How can digital health create access to care for people living with type 1 diabetes in Tunisia?

Søren Kibsgaard, Lynn Eriksen, Michael Hedegaard

Research output: Working paper/PreprintWorking paperEducation

Abstract

This teaching note provides insights into the topic of implementing digital health in Tunisia through the Changing Diabetes in Children (CDiC) program established by Novo Nordisk. The note highlights Critical Success Factors and how they can increase incentives for decision-makers to prioritize digital health, thus reaching more children and young adults with type 1 diabetes. The applied analysis-synthesis bridge model worked as a method of understanding the current situation in Tunisia.

The lack of data and patient registries in Tunesia has been identified as an essential challenge to fully implement a sustainable digital-health solution, as data collection from patients are necessary across various stakeholder groups to improve access to care. The results highlight that to utilize digital solutions and technologies in Tunisia, high-quality data and patient registries must be present to collect, store, analyze, and visualize results to serve as evidence-based tools for decision-makers. It is suggested to follow a six-step strategy to create awareness and increase incentives for prioritizing digital health, targeting selected stakeholders and decision-makers. Additionally, the results highlight that the outlook for digital health as a sustainable solution is unlikely within the implementation period of CDiC ending 2027 due to political instability, even if the technological foundation is present. Finally, patient registries do not exist in Tunisia but are regarded as mission-critical in a long-term sustainable incentivized scenario if Tunisian decision-makers are to take ownership of digital health.
Original languageEnglish
Number of pages17
Publication statusPublished - 2023

Fingerprint

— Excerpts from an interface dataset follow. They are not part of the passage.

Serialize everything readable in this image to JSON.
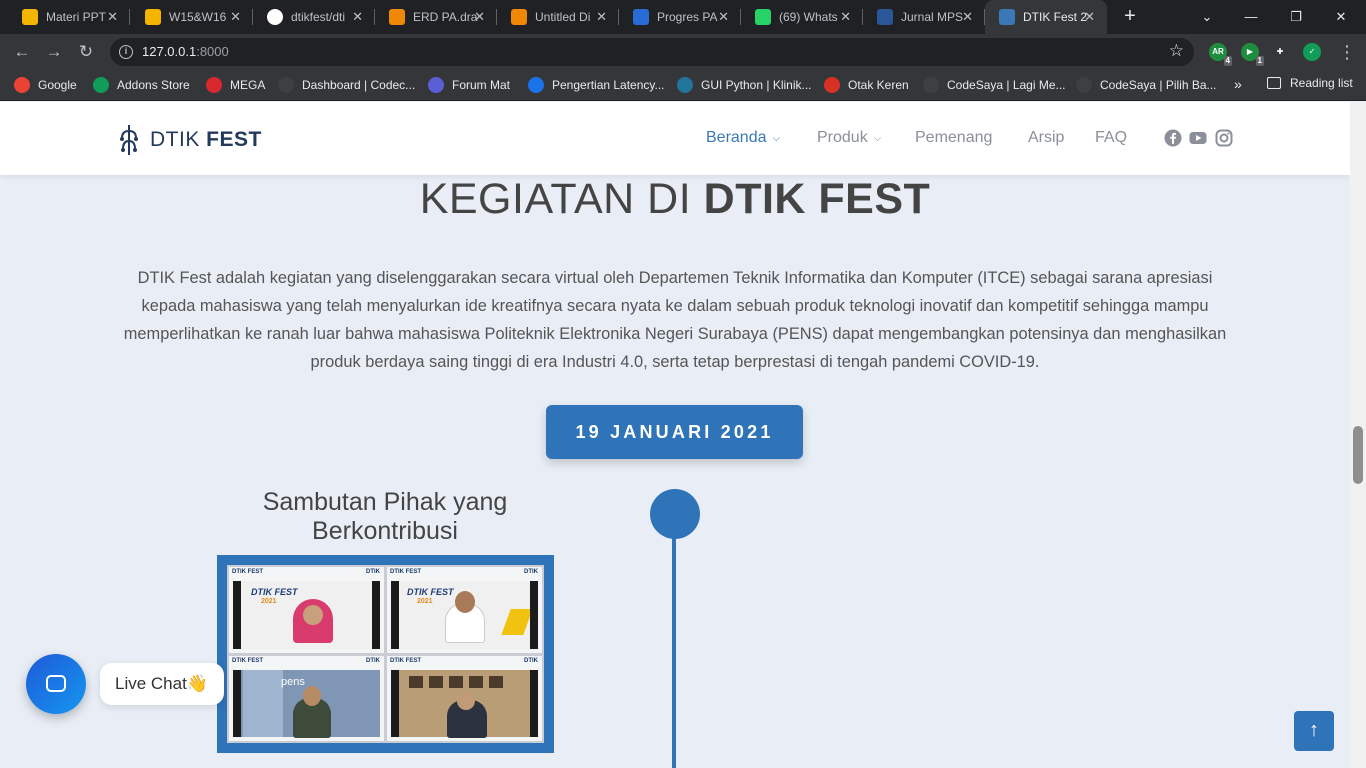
{
  "browser": {
    "tabs": [
      {
        "label": "Materi PPT",
        "favicon": "google-drive-icon",
        "color": "#f4b400",
        "active": false
      },
      {
        "label": "W15&W16",
        "favicon": "google-slides-icon",
        "color": "#f4b400",
        "active": false
      },
      {
        "label": "dtikfest/dti",
        "favicon": "github-icon",
        "color": "#ffffff",
        "active": false
      },
      {
        "label": "ERD PA.dra",
        "favicon": "drawio-icon",
        "color": "#f08705",
        "active": false
      },
      {
        "label": "Untitled Di",
        "favicon": "drawio-icon",
        "color": "#f08705",
        "active": false
      },
      {
        "label": "Progres PA",
        "favicon": "canva-icon",
        "color": "#2a6cd6",
        "active": false
      },
      {
        "label": "(69) Whats",
        "favicon": "whatsapp-icon",
        "color": "#25d366",
        "active": false
      },
      {
        "label": "Jurnal MPS",
        "favicon": "word-icon",
        "color": "#2b579a",
        "active": false
      },
      {
        "label": "DTIK Fest 2",
        "favicon": "dtik-icon",
        "color": "#3b78b8",
        "active": true
      }
    ],
    "url_host": "127.0.0.1",
    "url_port": ":8000",
    "extensions": [
      {
        "name": "ar-extension-icon",
        "text": "AR",
        "badge": "4",
        "color": "#1e8e3e"
      },
      {
        "name": "video-extension-icon",
        "text": "▶",
        "badge": "1",
        "color": "#1e8e3e"
      },
      {
        "name": "puzzle-extension-icon",
        "text": "✚",
        "badge": "",
        "color": "#35363a"
      },
      {
        "name": "shield-extension-icon",
        "text": "✓",
        "badge": "",
        "color": "#0f9d58"
      }
    ],
    "bookmarks": [
      {
        "label": "Google",
        "icon": "google-icon",
        "color": "#ea4335"
      },
      {
        "label": "Addons Store",
        "icon": "addons-store-icon",
        "color": "#0f9d58"
      },
      {
        "label": "MEGA",
        "icon": "mega-icon",
        "color": "#d9272e"
      },
      {
        "label": "Dashboard | Codec...",
        "icon": "codec-icon",
        "color": "#3c4043"
      },
      {
        "label": "Forum Mat",
        "icon": "forum-icon",
        "color": "#5a5fd6"
      },
      {
        "label": "Pengertian Latency...",
        "icon": "latency-icon",
        "color": "#1a73e8"
      },
      {
        "label": "GUI Python | Klinik...",
        "icon": "wordpress-icon",
        "color": "#21759b"
      },
      {
        "label": "Otak Keren",
        "icon": "otak-keren-icon",
        "color": "#d93025"
      },
      {
        "label": "CodeSaya | Lagi Me...",
        "icon": "codesaya-icon",
        "color": "#3c4043"
      },
      {
        "label": "CodeSaya | Pilih Ba...",
        "icon": "codesaya-icon",
        "color": "#3c4043"
      }
    ],
    "bookmarks_more": "»",
    "reading_list": "Reading list"
  },
  "site": {
    "logo_light": "DTIK ",
    "logo_bold": "FEST",
    "nav": [
      {
        "label": "Beranda",
        "has_dropdown": true,
        "active": true
      },
      {
        "label": "Produk",
        "has_dropdown": true,
        "active": false
      },
      {
        "label": "Pemenang",
        "has_dropdown": false,
        "active": false
      },
      {
        "label": "Arsip",
        "has_dropdown": false,
        "active": false
      },
      {
        "label": "FAQ",
        "has_dropdown": false,
        "active": false
      }
    ],
    "social": [
      "facebook-icon",
      "youtube-icon",
      "instagram-icon"
    ],
    "brand_color": "#2f73b9"
  },
  "main": {
    "headline_light": "KEGIATAN DI ",
    "headline_bold": "DTIK FEST",
    "intro": "DTIK Fest adalah kegiatan yang diselenggarakan secara virtual oleh Departemen Teknik Informatika dan Komputer (ITCE) sebagai sarana apresiasi kepada mahasiswa yang telah menyalurkan ide kreatifnya secara nyata ke dalam sebuah produk teknologi inovatif dan kompetitif sehingga mampu memperlihatkan ke ranah luar bahwa mahasiswa Politeknik Elektronika Negeri Surabaya (PENS) dapat mengembangkan potensinya dan menghasilkan produk berdaya saing tinggi di era Industri 4.0, serta tetap berprestasi di tengah pandemi COVID-19.",
    "date": "19 JANUARI 2021",
    "event_title": "Sambutan Pihak yang Berkontribusi",
    "photo_banner": "DTIK FEST",
    "photo_year": "2021",
    "photo_tag": "DTIK",
    "photo_campus": "pens"
  },
  "widgets": {
    "live_chat": "Live Chat👋",
    "back_to_top": "↑"
  }
}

Dive into the research topics of 'How can digital health create access to care for people living with type 1 diabetes in Tunisia?'. Together they form a unique fingerprint.

Cite this